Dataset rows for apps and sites

--- --- ---

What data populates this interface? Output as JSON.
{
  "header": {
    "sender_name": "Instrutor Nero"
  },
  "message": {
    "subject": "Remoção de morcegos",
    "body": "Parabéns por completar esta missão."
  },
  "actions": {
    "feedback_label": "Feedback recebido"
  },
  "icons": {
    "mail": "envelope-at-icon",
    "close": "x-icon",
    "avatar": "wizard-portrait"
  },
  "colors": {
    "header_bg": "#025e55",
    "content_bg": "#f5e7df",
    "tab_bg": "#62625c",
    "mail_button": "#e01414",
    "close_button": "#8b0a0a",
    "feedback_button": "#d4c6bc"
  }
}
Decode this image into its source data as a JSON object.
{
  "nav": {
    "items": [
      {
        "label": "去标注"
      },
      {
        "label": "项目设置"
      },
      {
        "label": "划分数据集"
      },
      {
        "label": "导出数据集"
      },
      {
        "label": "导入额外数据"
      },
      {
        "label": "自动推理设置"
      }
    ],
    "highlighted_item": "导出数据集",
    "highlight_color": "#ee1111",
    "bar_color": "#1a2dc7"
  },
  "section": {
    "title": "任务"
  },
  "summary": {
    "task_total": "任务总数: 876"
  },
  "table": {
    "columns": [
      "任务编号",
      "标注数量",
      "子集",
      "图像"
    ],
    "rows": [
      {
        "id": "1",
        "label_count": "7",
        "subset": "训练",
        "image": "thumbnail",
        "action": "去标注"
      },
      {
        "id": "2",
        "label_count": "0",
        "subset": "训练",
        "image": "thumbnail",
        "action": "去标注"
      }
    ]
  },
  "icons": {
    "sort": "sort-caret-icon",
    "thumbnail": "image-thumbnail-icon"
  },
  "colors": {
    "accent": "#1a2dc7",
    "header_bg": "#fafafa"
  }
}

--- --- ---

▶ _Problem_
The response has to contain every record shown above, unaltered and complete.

▶ _Exercise solution_
What data populates this interface? Output as JSON.
{
  "header": {
    "sender_name": "Instrutor Nero"
  },
  "message": {
    "subject": "Remoção de morcegos",
    "body": "Parabéns por completar esta missão."
  },
  "actions": {
    "feedback_label": "Feedback recebido"
  },
  "icons": {
    "mail": "envelope-at-icon",
    "close": "x-icon",
    "avatar": "wizard-portrait"
  },
  "colors": {
    "header_bg": "#025e55",
    "content_bg": "#f5e7df",
    "tab_bg": "#62625c",
    "mail_button": "#e01414",
    "close_button": "#8b0a0a",
    "feedback_button": "#d4c6bc"
  }
}
Decode this image into its source data as a JSON object.
{
  "nav": {
    "items": [
      {
        "label": "去标注"
      },
      {
        "label": "项目设置"
      },
      {
        "label": "划分数据集"
      },
      {
        "label": "导出数据集"
      },
      {
        "label": "导入额外数据"
      },
      {
        "label": "自动推理设置"
      }
    ],
    "highlighted_item": "导出数据集",
    "highlight_color": "#ee1111",
    "bar_color": "#1a2dc7"
  },
  "section": {
    "title": "任务"
  },
  "summary": {
    "task_total": "任务总数: 876"
  },
  "table": {
    "columns": [
      "任务编号",
      "标注数量",
      "子集",
      "图像"
    ],
    "rows": [
      {
        "id": "1",
        "label_count": "7",
        "subset": "训练",
        "image": "thumbnail",
        "action": "去标注"
      },
      {
        "id": "2",
        "label_count": "0",
        "subset": "训练",
        "image": "thumbnail",
        "action": "去标注"
      }
    ]
  },
  "icons": {
    "sort": "sort-caret-icon",
    "thumbnail": "image-thumbnail-icon"
  },
  "colors": {
    "accent": "#1a2dc7",
    "header_bg": "#fafafa"
  }
}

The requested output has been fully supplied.